◆ DATA SUPPLIED:

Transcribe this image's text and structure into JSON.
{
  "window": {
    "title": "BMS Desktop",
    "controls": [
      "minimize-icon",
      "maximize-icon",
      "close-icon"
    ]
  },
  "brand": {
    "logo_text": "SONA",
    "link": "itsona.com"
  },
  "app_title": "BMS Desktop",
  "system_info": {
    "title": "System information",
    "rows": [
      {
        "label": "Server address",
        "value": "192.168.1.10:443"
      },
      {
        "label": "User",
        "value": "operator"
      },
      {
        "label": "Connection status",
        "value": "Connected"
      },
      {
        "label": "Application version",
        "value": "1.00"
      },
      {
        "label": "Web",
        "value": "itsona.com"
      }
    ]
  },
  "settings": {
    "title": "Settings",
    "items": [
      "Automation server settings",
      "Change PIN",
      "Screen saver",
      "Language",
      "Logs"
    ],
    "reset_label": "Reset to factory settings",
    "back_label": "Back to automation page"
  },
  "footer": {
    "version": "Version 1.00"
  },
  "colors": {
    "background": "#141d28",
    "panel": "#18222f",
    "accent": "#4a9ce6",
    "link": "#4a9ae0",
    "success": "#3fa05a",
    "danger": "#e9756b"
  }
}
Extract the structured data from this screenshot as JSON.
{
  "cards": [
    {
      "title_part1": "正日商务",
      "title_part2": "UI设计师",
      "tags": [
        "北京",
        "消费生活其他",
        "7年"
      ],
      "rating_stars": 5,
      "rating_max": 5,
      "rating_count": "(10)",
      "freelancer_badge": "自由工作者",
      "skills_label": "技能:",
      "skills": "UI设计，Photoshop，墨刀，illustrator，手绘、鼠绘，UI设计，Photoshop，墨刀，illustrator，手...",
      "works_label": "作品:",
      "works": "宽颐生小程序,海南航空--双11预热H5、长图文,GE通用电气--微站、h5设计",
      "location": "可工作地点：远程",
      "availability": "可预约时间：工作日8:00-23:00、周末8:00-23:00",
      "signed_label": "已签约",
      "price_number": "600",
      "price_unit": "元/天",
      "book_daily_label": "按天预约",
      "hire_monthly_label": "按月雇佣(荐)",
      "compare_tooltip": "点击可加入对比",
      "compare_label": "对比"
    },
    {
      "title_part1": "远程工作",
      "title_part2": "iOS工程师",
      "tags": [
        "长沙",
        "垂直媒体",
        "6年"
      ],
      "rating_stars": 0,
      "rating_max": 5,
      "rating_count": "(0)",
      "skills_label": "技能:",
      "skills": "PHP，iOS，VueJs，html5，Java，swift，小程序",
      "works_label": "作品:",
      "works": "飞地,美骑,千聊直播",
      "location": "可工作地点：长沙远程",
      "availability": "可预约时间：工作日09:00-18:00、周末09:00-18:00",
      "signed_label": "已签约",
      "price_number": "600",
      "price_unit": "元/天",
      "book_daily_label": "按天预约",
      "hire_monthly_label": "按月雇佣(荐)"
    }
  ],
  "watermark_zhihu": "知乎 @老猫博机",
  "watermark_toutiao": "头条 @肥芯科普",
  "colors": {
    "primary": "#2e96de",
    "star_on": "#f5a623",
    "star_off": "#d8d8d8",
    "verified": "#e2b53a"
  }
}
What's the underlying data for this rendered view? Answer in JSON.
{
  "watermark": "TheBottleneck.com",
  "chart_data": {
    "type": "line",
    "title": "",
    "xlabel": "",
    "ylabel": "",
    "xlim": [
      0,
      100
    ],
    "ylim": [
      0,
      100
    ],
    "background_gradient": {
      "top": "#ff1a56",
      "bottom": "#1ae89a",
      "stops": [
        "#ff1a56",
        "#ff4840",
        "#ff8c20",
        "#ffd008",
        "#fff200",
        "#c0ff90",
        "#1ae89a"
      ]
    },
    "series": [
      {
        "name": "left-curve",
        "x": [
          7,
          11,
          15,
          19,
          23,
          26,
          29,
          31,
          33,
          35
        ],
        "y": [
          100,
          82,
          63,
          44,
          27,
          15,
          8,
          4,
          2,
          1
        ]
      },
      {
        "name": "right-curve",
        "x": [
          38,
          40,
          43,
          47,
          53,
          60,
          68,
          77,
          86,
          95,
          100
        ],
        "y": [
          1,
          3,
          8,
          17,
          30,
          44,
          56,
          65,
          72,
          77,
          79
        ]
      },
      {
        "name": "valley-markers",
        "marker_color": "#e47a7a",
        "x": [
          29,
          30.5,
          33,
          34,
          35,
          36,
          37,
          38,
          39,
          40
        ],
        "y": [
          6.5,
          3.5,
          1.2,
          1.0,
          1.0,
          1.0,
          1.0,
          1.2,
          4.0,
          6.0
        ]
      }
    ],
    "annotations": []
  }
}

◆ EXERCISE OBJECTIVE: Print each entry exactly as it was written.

◆ RESPONSE AREA:
Transcribe this image's text and structure into JSON.
{
  "window": {
    "title": "BMS Desktop",
    "controls": [
      "minimize-icon",
      "maximize-icon",
      "close-icon"
    ]
  },
  "brand": {
    "logo_text": "SONA",
    "link": "itsona.com"
  },
  "app_title": "BMS Desktop",
  "system_info": {
    "title": "System information",
    "rows": [
      {
        "label": "Server address",
        "value": "192.168.1.10:443"
      },
      {
        "label": "User",
        "value": "operator"
      },
      {
        "label": "Connection status",
        "value": "Connected"
      },
      {
        "label": "Application version",
        "value": "1.00"
      },
      {
        "label": "Web",
        "value": "itsona.com"
      }
    ]
  },
  "settings": {
    "title": "Settings",
    "items": [
      "Automation server settings",
      "Change PIN",
      "Screen saver",
      "Language",
      "Logs"
    ],
    "reset_label": "Reset to factory settings",
    "back_label": "Back to automation page"
  },
  "footer": {
    "version": "Version 1.00"
  },
  "colors": {
    "background": "#141d28",
    "panel": "#18222f",
    "accent": "#4a9ce6",
    "link": "#4a9ae0",
    "success": "#3fa05a",
    "danger": "#e9756b"
  }
}
Extract the structured data from this screenshot as JSON.
{
  "cards": [
    {
      "title_part1": "正日商务",
      "title_part2": "UI设计师",
      "tags": [
        "北京",
        "消费生活其他",
        "7年"
      ],
      "rating_stars": 5,
      "rating_max": 5,
      "rating_count": "(10)",
      "freelancer_badge": "自由工作者",
      "skills_label": "技能:",
      "skills": "UI设计，Photoshop，墨刀，illustrator，手绘、鼠绘，UI设计，Photoshop，墨刀，illustrator，手...",
      "works_label": "作品:",
      "works": "宽颐生小程序,海南航空--双11预热H5、长图文,GE通用电气--微站、h5设计",
      "location": "可工作地点：远程",
      "availability": "可预约时间：工作日8:00-23:00、周末8:00-23:00",
      "signed_label": "已签约",
      "price_number": "600",
      "price_unit": "元/天",
      "book_daily_label": "按天预约",
      "hire_monthly_label": "按月雇佣(荐)",
      "compare_tooltip": "点击可加入对比",
      "compare_label": "对比"
    },
    {
      "title_part1": "远程工作",
      "title_part2": "iOS工程师",
      "tags": [
        "长沙",
        "垂直媒体",
        "6年"
      ],
      "rating_stars": 0,
      "rating_max": 5,
      "rating_count": "(0)",
      "skills_label": "技能:",
      "skills": "PHP，iOS，VueJs，html5，Java，swift，小程序",
      "works_label": "作品:",
      "works": "飞地,美骑,千聊直播",
      "location": "可工作地点：长沙远程",
      "availability": "可预约时间：工作日09:00-18:00、周末09:00-18:00",
      "signed_label": "已签约",
      "price_number": "600",
      "price_unit": "元/天",
      "book_daily_label": "按天预约",
      "hire_monthly_label": "按月雇佣(荐)"
    }
  ],
  "watermark_zhihu": "知乎 @老猫博机",
  "watermark_toutiao": "头条 @肥芯科普",
  "colors": {
    "primary": "#2e96de",
    "star_on": "#f5a623",
    "star_off": "#d8d8d8",
    "verified": "#e2b53a"
  }
}
What's the underlying data for this rendered view? Answer in JSON.
{
  "watermark": "TheBottleneck.com",
  "chart_data": {
    "type": "line",
    "title": "",
    "xlabel": "",
    "ylabel": "",
    "xlim": [
      0,
      100
    ],
    "ylim": [
      0,
      100
    ],
    "background_gradient": {
      "top": "#ff1a56",
      "bottom": "#1ae89a",
      "stops": [
        "#ff1a56",
        "#ff4840",
        "#ff8c20",
        "#ffd008",
        "#fff200",
        "#c0ff90",
        "#1ae89a"
      ]
    },
    "series": [
      {
        "name": "left-curve",
        "x": [
          7,
          11,
          15,
          19,
          23,
          26,
          29,
          31,
          33,
          35
        ],
        "y": [
          100,
          82,
          63,
          44,
          27,
          15,
          8,
          4,
          2,
          1
        ]
      },
      {
        "name": "right-curve",
        "x": [
          38,
          40,
          43,
          47,
          53,
          60,
          68,
          77,
          86,
          95,
          100
        ],
        "y": [
          1,
          3,
          8,
          17,
          30,
          44,
          56,
          65,
          72,
          77,
          79
        ]
      },
      {
        "name": "valley-markers",
        "marker_color": "#e47a7a",
        "x": [
          29,
          30.5,
          33,
          34,
          35,
          36,
          37,
          38,
          39,
          40
        ],
        "y": [
          6.5,
          3.5,
          1.2,
          1.0,
          1.0,
          1.0,
          1.0,
          1.2,
          4.0,
          6.0
        ]
      }
    ],
    "annotations": []
  }
}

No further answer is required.